The post-quantum cryptography (PQC) standardization program being run by the National Institute of Standards and Technology (NIST) is developing encryption algorithms to protect classical computers from attacks by quantum computers. NIST has announced the first four PQC algorithms and is preparing them for final development. In the meantime, organizations of all types are analyzing the potential impact the new security algorithms will have on their operations.
The end game for PQC begins next year when NIST starts developing mathematical tools and making them available so developers can integrate PQC algorithms into the global encryption infrastructure. The end game also consists of government and industry organizations like the National Security Agency (NSA) and the Financial Services Information Sharing and Analysis Center (FS-ISAC) developing detailed plans for PQC integration. But all that’s just the beginning of the post-quantum era when security protocols will be developed using quantum technologies instead of classical computing tools.
NSA anticipates the following timetable for implementing Commercial National Security Algorithm Suite 2.0 (CNSA 2.0) requirements for national security systems (Figure 1):
- Software and firmware signing to begin transitioning immediately and implemented as widely as possible by 2025 with exclusive use by 2030.
- Web browsers, servers, and cloud services are to be implemented in CNSA 2.0 by 2025, with exclusive use by 2033.
- Networking equipment like virtual private networks and routers prefer CNSA 2.0 by 2026 with exclusive use by 2030.

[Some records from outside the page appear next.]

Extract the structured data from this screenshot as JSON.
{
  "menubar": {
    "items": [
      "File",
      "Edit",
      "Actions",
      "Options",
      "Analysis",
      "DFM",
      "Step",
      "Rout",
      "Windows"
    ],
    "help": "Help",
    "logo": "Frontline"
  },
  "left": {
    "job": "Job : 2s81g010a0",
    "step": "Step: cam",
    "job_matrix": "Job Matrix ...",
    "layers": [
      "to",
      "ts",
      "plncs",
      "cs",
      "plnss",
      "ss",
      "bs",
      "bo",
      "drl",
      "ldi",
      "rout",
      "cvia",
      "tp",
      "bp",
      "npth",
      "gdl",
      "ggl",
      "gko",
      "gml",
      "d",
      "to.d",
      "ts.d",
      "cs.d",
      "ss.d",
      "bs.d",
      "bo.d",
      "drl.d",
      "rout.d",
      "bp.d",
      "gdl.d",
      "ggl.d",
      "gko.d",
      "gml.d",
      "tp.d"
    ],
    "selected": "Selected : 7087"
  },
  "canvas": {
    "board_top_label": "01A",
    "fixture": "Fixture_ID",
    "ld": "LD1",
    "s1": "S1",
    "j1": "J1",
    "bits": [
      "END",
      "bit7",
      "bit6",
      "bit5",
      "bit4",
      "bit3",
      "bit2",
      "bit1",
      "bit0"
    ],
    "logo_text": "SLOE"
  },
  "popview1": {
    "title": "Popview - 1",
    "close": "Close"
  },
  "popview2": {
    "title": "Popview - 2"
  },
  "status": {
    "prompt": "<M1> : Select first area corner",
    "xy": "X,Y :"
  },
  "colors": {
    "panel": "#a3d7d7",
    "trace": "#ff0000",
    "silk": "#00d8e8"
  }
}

- Operating systems should adopt CNSA 2.0 as widely as possible by 2027, with exclusive use required by 2033.
- Niche equipment like large public-key infrastructure systems should support and prefer CNSA 2.0 by 2030 with exclusive use by 2033.

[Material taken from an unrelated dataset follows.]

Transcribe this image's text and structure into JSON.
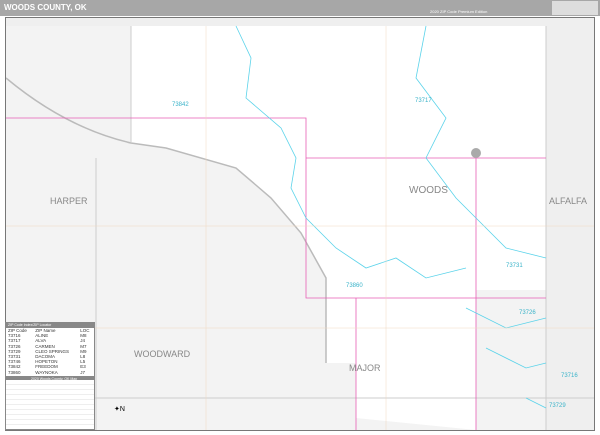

- Custom applications and legacy equipment updated to CNSA 2.0 or replaced by 2033.
Financial Services Information Sharing and Analysis Center
FS-ISAC breaks down security threats in a hierarchy beginning with Asymmetric Cryptography, which’s being addressed by the NIST efforts. Next are Cryptographic and security protocols that the Internet Engineering Task Force (IEFT) oversees, followed by Security protocols from the Organization for the Advancement of Structured Information Standards (OASIS). Symmetric cryptography and hash algorithms are at the bottom of the “threat stack” (Figure 2).

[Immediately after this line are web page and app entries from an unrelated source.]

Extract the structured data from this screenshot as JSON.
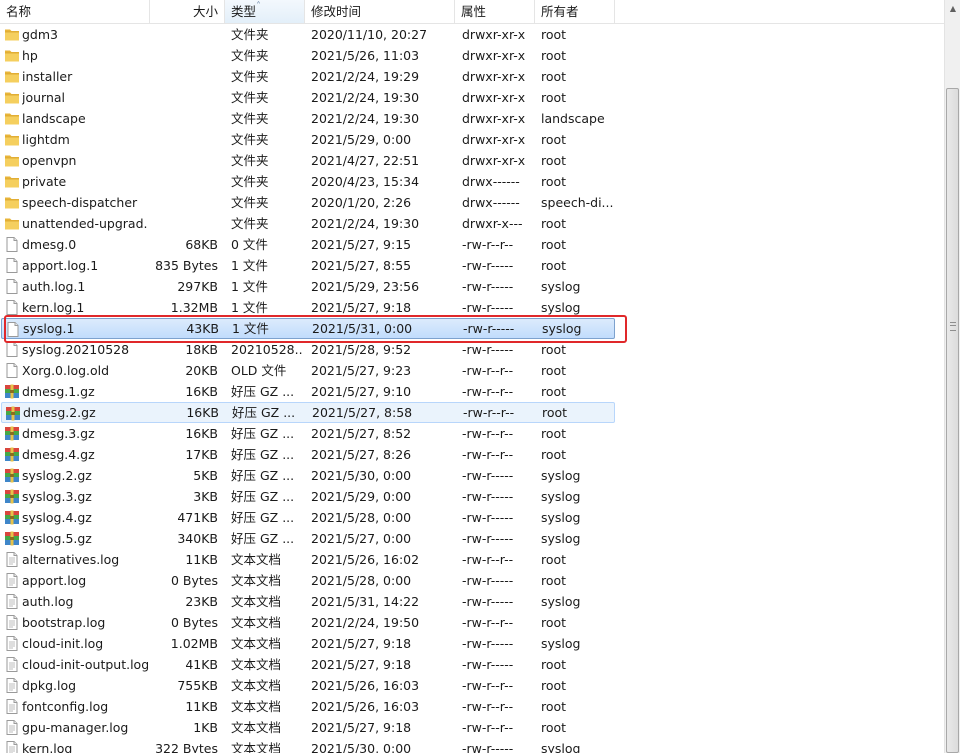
{
  "columns": {
    "name": "名称",
    "size": "大小",
    "type": "类型",
    "modified": "修改时间",
    "attributes": "属性",
    "owner": "所有者"
  },
  "sort": {
    "column": "type",
    "arrow": "˄"
  },
  "scroll": {
    "up_arrow": "▲"
  },
  "files": [
    {
      "icon": "folder-icon",
      "name": "gdm3",
      "size": "",
      "type": "文件夹",
      "modified": "2020/11/10, 20:27",
      "attributes": "drwxr-xr-x",
      "owner": "root"
    },
    {
      "icon": "folder-icon",
      "name": "hp",
      "size": "",
      "type": "文件夹",
      "modified": "2021/5/26, 11:03",
      "attributes": "drwxr-xr-x",
      "owner": "root"
    },
    {
      "icon": "folder-icon",
      "name": "installer",
      "size": "",
      "type": "文件夹",
      "modified": "2021/2/24, 19:29",
      "attributes": "drwxr-xr-x",
      "owner": "root"
    },
    {
      "icon": "folder-icon",
      "name": "journal",
      "size": "",
      "type": "文件夹",
      "modified": "2021/2/24, 19:30",
      "attributes": "drwxr-xr-x",
      "owner": "root"
    },
    {
      "icon": "folder-icon",
      "name": "landscape",
      "size": "",
      "type": "文件夹",
      "modified": "2021/2/24, 19:30",
      "attributes": "drwxr-xr-x",
      "owner": "landscape"
    },
    {
      "icon": "folder-icon",
      "name": "lightdm",
      "size": "",
      "type": "文件夹",
      "modified": "2021/5/29, 0:00",
      "attributes": "drwxr-xr-x",
      "owner": "root"
    },
    {
      "icon": "folder-icon",
      "name": "openvpn",
      "size": "",
      "type": "文件夹",
      "modified": "2021/4/27, 22:51",
      "attributes": "drwxr-xr-x",
      "owner": "root"
    },
    {
      "icon": "folder-icon",
      "name": "private",
      "size": "",
      "type": "文件夹",
      "modified": "2020/4/23, 15:34",
      "attributes": "drwx------",
      "owner": "root"
    },
    {
      "icon": "folder-icon",
      "name": "speech-dispatcher",
      "size": "",
      "type": "文件夹",
      "modified": "2020/1/20, 2:26",
      "attributes": "drwx------",
      "owner": "speech-di..."
    },
    {
      "icon": "folder-icon",
      "name": "unattended-upgrad...",
      "size": "",
      "type": "文件夹",
      "modified": "2021/2/24, 19:30",
      "attributes": "drwxr-x---",
      "owner": "root"
    },
    {
      "icon": "file-icon",
      "name": "dmesg.0",
      "size": "68KB",
      "type": "0 文件",
      "modified": "2021/5/27, 9:15",
      "attributes": "-rw-r--r--",
      "owner": "root"
    },
    {
      "icon": "file-icon",
      "name": "apport.log.1",
      "size": "835 Bytes",
      "type": "1 文件",
      "modified": "2021/5/27, 8:55",
      "attributes": "-rw-r-----",
      "owner": "root"
    },
    {
      "icon": "file-icon",
      "name": "auth.log.1",
      "size": "297KB",
      "type": "1 文件",
      "modified": "2021/5/29, 23:56",
      "attributes": "-rw-r-----",
      "owner": "syslog"
    },
    {
      "icon": "file-icon",
      "name": "kern.log.1",
      "size": "1.32MB",
      "type": "1 文件",
      "modified": "2021/5/27, 9:18",
      "attributes": "-rw-r-----",
      "owner": "syslog"
    },
    {
      "icon": "file-icon",
      "name": "syslog.1",
      "size": "43KB",
      "type": "1 文件",
      "modified": "2021/5/31, 0:00",
      "attributes": "-rw-r-----",
      "owner": "syslog",
      "state": "selected"
    },
    {
      "icon": "file-icon",
      "name": "syslog.20210528",
      "size": "18KB",
      "type": "20210528...",
      "modified": "2021/5/28, 9:52",
      "attributes": "-rw-r-----",
      "owner": "root"
    },
    {
      "icon": "file-icon",
      "name": "Xorg.0.log.old",
      "size": "20KB",
      "type": "OLD 文件",
      "modified": "2021/5/27, 9:23",
      "attributes": "-rw-r--r--",
      "owner": "root"
    },
    {
      "icon": "archive-icon",
      "name": "dmesg.1.gz",
      "size": "16KB",
      "type": "好压 GZ ...",
      "modified": "2021/5/27, 9:10",
      "attributes": "-rw-r--r--",
      "owner": "root"
    },
    {
      "icon": "archive-icon",
      "name": "dmesg.2.gz",
      "size": "16KB",
      "type": "好压 GZ ...",
      "modified": "2021/5/27, 8:58",
      "attributes": "-rw-r--r--",
      "owner": "root",
      "state": "hover"
    },
    {
      "icon": "archive-icon",
      "name": "dmesg.3.gz",
      "size": "16KB",
      "type": "好压 GZ ...",
      "modified": "2021/5/27, 8:52",
      "attributes": "-rw-r--r--",
      "owner": "root"
    },
    {
      "icon": "archive-icon",
      "name": "dmesg.4.gz",
      "size": "17KB",
      "type": "好压 GZ ...",
      "modified": "2021/5/27, 8:26",
      "attributes": "-rw-r--r--",
      "owner": "root"
    },
    {
      "icon": "archive-icon",
      "name": "syslog.2.gz",
      "size": "5KB",
      "type": "好压 GZ ...",
      "modified": "2021/5/30, 0:00",
      "attributes": "-rw-r-----",
      "owner": "syslog"
    },
    {
      "icon": "archive-icon",
      "name": "syslog.3.gz",
      "size": "3KB",
      "type": "好压 GZ ...",
      "modified": "2021/5/29, 0:00",
      "attributes": "-rw-r-----",
      "owner": "syslog"
    },
    {
      "icon": "archive-icon",
      "name": "syslog.4.gz",
      "size": "471KB",
      "type": "好压 GZ ...",
      "modified": "2021/5/28, 0:00",
      "attributes": "-rw-r-----",
      "owner": "syslog"
    },
    {
      "icon": "archive-icon",
      "name": "syslog.5.gz",
      "size": "340KB",
      "type": "好压 GZ ...",
      "modified": "2021/5/27, 0:00",
      "attributes": "-rw-r-----",
      "owner": "syslog"
    },
    {
      "icon": "text-file-icon",
      "name": "alternatives.log",
      "size": "11KB",
      "type": "文本文档",
      "modified": "2021/5/26, 16:02",
      "attributes": "-rw-r--r--",
      "owner": "root"
    },
    {
      "icon": "text-file-icon",
      "name": "apport.log",
      "size": "0 Bytes",
      "type": "文本文档",
      "modified": "2021/5/28, 0:00",
      "attributes": "-rw-r-----",
      "owner": "root"
    },
    {
      "icon": "text-file-icon",
      "name": "auth.log",
      "size": "23KB",
      "type": "文本文档",
      "modified": "2021/5/31, 14:22",
      "attributes": "-rw-r-----",
      "owner": "syslog"
    },
    {
      "icon": "text-file-icon",
      "name": "bootstrap.log",
      "size": "0 Bytes",
      "type": "文本文档",
      "modified": "2021/2/24, 19:50",
      "attributes": "-rw-r--r--",
      "owner": "root"
    },
    {
      "icon": "text-file-icon",
      "name": "cloud-init.log",
      "size": "1.02MB",
      "type": "文本文档",
      "modified": "2021/5/27, 9:18",
      "attributes": "-rw-r-----",
      "owner": "syslog"
    },
    {
      "icon": "text-file-icon",
      "name": "cloud-init-output.log",
      "size": "41KB",
      "type": "文本文档",
      "modified": "2021/5/27, 9:18",
      "attributes": "-rw-r-----",
      "owner": "root"
    },
    {
      "icon": "text-file-icon",
      "name": "dpkg.log",
      "size": "755KB",
      "type": "文本文档",
      "modified": "2021/5/26, 16:03",
      "attributes": "-rw-r--r--",
      "owner": "root"
    },
    {
      "icon": "text-file-icon",
      "name": "fontconfig.log",
      "size": "11KB",
      "type": "文本文档",
      "modified": "2021/5/26, 16:03",
      "attributes": "-rw-r--r--",
      "owner": "root"
    },
    {
      "icon": "text-file-icon",
      "name": "gpu-manager.log",
      "size": "1KB",
      "type": "文本文档",
      "modified": "2021/5/27, 9:18",
      "attributes": "-rw-r--r--",
      "owner": "root"
    },
    {
      "icon": "text-file-icon",
      "name": "kern.log",
      "size": "322 Bytes",
      "type": "文本文档",
      "modified": "2021/5/30, 0:00",
      "attributes": "-rw-r-----",
      "owner": "syslog"
    }
  ]
}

Symmetric cryptography and hash algorithms are future concerns of the FS-ISAC but are below the red timeline since they are currently not in the scope of the NIST PQC program. FS-ISAC has security concerns beyond the scope of the NIST activities, like the ANSI standard X9.24-2 that defines Remote Key Load (RKL) for use with automatic teller machines and point-of-sale terminals. RSA is used for key transport and digital signature to install the ATM symmetric keys: the PIN encryption key (PEK) and the key-encryption key (KEK). Many applications use transparent data encryption for database encryption, and some systems use RSA to manage the symmetric KEK for the symmetric database encryption keys. So, while the NIST activities are important, they are not all-encompassing.
Quantum leap in security
When quantum technologies are applied, security can move to a much higher level. Examples of quantum security technologies include quantum key distribution (QKD) and quantum random number generation (QRNG).
Using quantum communication, QKD enables the direct sharing of secure keys without the possibility of undetected tampering or eavesdropping. Quantum communications are inherently tamper-proof, and any attempt to disrupt or observe the communications leaves easily identified physical traces. QRNG will provide a physically and provably secure source of randomness due to the physics and mechanics of quantum processes resulting in inherently secure algorithms.
The development and deployment of PQCs may be the end game for the NIST post-quantum cryptography program, but it’s only the beginning of a new era in security. Security will move to a higher level when quantum security technologies are developed.
Announcing the Commercial National Security Algorithm Suite 2.0, National Security Agency
Cryptography in a Post-Quantum World, Accenture
Post-Quantum Cryptography (PQC) Working Group, Financial Services Information Sharing and Analysis Center